  • A Medical Vocabulary in English and Chinese, Shanghai, 1858. (in English) & (in Chinese)
  • 《婦嬰新説》 [Fùyīng Xīnshuō or Foo Ying Sin Shwo, Treatise on Midwifery and Diseases of Children], Shanghai, 1858. (in Chinese)
  • 《内科新誡》 [Nèikē Xīnjiè or Nuy K'o Sin Shwo, Practice of Medicine and Materia Medica], Shanghai, 1858. (in Chinese)
  • "Dr. Hobson's Reports of the Hospitals at Macao and Hongkong", Chinese Repository, vol. 10, 11, 13, & 17.

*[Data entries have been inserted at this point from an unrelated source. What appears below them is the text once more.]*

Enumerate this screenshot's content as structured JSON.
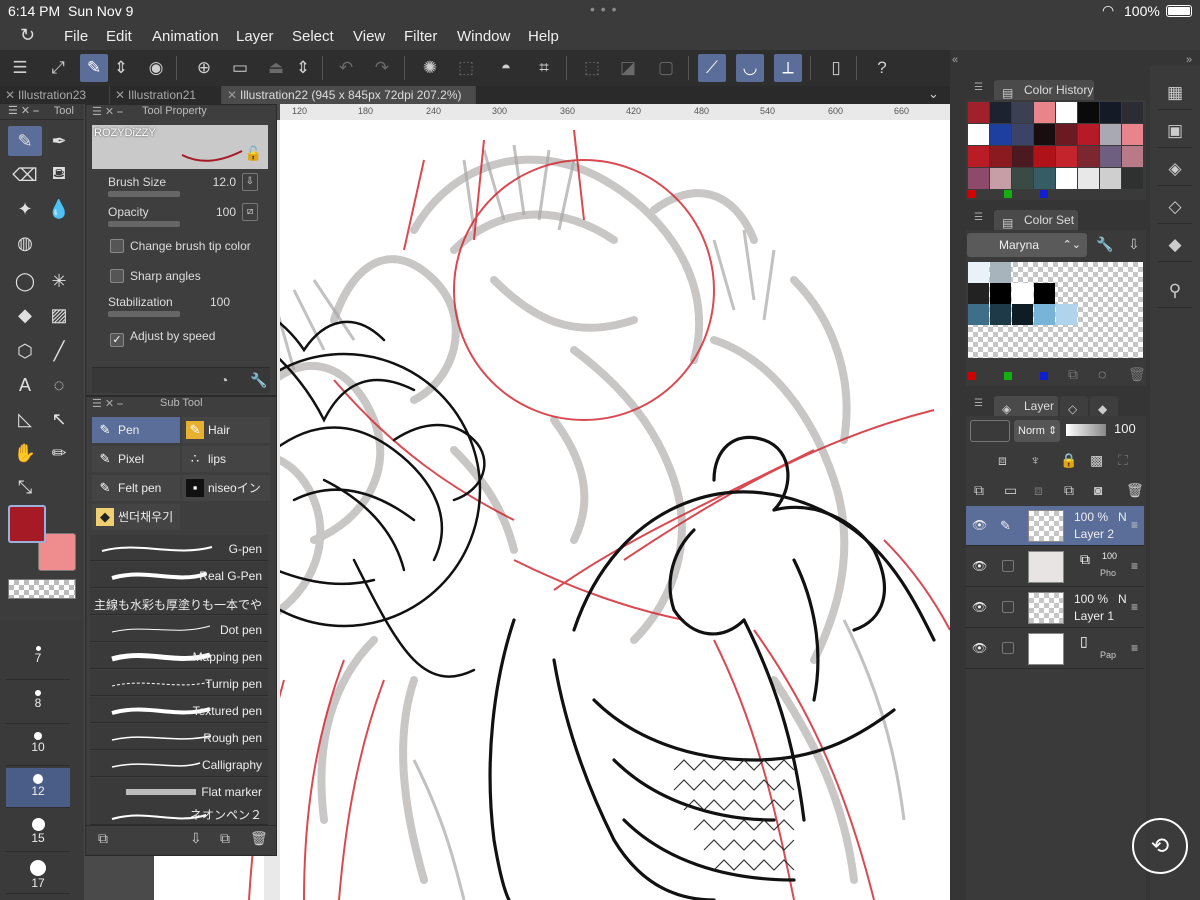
{
  "status_bar": {
    "time": "6:14 PM",
    "date": "Sun Nov 9",
    "battery": "100%"
  },
  "menu": [
    "File",
    "Edit",
    "Animation",
    "Layer",
    "Select",
    "View",
    "Filter",
    "Window",
    "Help"
  ],
  "tabs": [
    {
      "label": "Illustration23"
    },
    {
      "label": "Illustration21"
    },
    {
      "label": "Illustration22 (945 x 845px 72dpi 207.2%)"
    }
  ],
  "ruler": [
    "120",
    "180",
    "240",
    "300",
    "360",
    "420",
    "480",
    "540",
    "600",
    "660"
  ],
  "tool_panel": {
    "title": "Tool"
  },
  "tool_property": {
    "title": "Tool Property",
    "brush_name": "ROZYDiZZY",
    "brush_size_label": "Brush Size",
    "brush_size_value": "12.0",
    "opacity_label": "Opacity",
    "opacity_value": "100",
    "change_tip_color": "Change brush tip color",
    "sharp_angles": "Sharp angles",
    "stabilization_label": "Stabilization",
    "stabilization_value": "100",
    "adjust_by_speed": "Adjust by speed"
  },
  "sub_tool": {
    "title": "Sub Tool",
    "groups": [
      "Pen",
      "Hair",
      "Pixel",
      "lips",
      "Felt pen",
      "niseoインク",
      "썬더채우기판"
    ],
    "brushes": [
      "G-pen",
      "Real G-Pen",
      "主線も水彩も厚塗りも一本でや",
      "Dot pen",
      "Mapping pen",
      "Turnip pen",
      "Textured pen",
      "Rough pen",
      "Calligraphy",
      "Flat marker",
      "ネオンペン２"
    ]
  },
  "brush_sizes": [
    "7",
    "8",
    "10",
    "12",
    "15",
    "17"
  ],
  "colors": {
    "main": "#a51a25",
    "sub": "#ef8c8d",
    "accent": "#5a6e99",
    "history": [
      "#a0202c",
      "#1c2230",
      "#3b4052",
      "#e8848a",
      "#ffffff",
      "#0a0a0a",
      "#141a26",
      "#2c2c34",
      "#ffffff",
      "#1f3fa0",
      "#3b4468",
      "#1a0d10",
      "#6b1a22",
      "#b51a26",
      "#a9a9b3",
      "#e9848c",
      "#b91c24",
      "#8a1a1f",
      "#4a1a20",
      "#b0121a",
      "#c4242c",
      "#7c2630",
      "#6e5e80",
      "#b87a86",
      "#8e4a6a",
      "#c79da6",
      "#3a4a44",
      "#365c66",
      "#ffffff",
      "#e8e8e8",
      "#cfcfcf",
      "#2f3030"
    ],
    "color_set": [
      "#e8f2f8",
      "#a8b4bc",
      "#222222",
      "#000000",
      "#ffffff",
      "#000000",
      "#3f6f88",
      "#1e3a48",
      "#0e1c24",
      "#78b4d8",
      "#b0d4ec"
    ]
  },
  "color_history": {
    "title": "Color History"
  },
  "color_set": {
    "title": "Color Set",
    "set_name": "Maryna"
  },
  "layer_panel": {
    "title": "Layer",
    "blend_mode": "Norm",
    "opacity": "100",
    "layers": [
      {
        "pct": "100 %",
        "name": "Layer 2",
        "suffix": "N"
      },
      {
        "pct": "100",
        "name": "Pho"
      },
      {
        "pct": "100 %",
        "name": "Layer 1",
        "suffix": "N"
      },
      {
        "pct": "",
        "name": "Pap"
      }
    ]
  },
  "icons": [
    "pen-icon",
    "eraser-icon",
    "hand-icon",
    "eyedropper-icon",
    "layer-icon",
    "gear-icon"
  ]
}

Five of the medical works were published with assistance from Kuan Mao-tsai. The illustrations of his Treatise on Physiology were derived from William Cheselden's 1730 Anatomical Tables and 1733 Osteographia.[6] Hobson's work has been called "instrumental" in introducing Western anatomical knowledge to China and Japan, beginning their shift away from traditional understandings based on the flow of qi and other pseudoscience.[6]

See also[edit]


  1. ^ Chinese titles are given in modern traditional characters, some of which—such as those preceded by the silk radical—vary slightly from their 19th-century forms. Romanizations include both modern pinyin and the contemporary romanization. Translations are Wylie's.[5]
  2. ^ Also translated as A New Theory of the Body.[6]



  1. ^ a b c d e Wylie (1867), p. 125.
  2. ^ a b c d BDCC.
  3. ^ a b c d Wylie (1867), p. 126.
  4. ^ a b "合信的《全体新论》与广东士林", 《广东史志》, CNKI, 1999. (in Chinese)
  5. ^ a b Wylie (1867), pp. 126–8
  6. ^ a b c Bosmia, Anand N.; et al. (2014). "Benjamin Hobson (1816–1873): His Work as a Medical Missionary and Influence on the Practice of Medicine and Knowledge of Anatomy in China and Japan". Clinical Anatomy. 27 (2): 154–61. doi:10.1002/ca.22230. PMID 23553744. S2CID 205537041.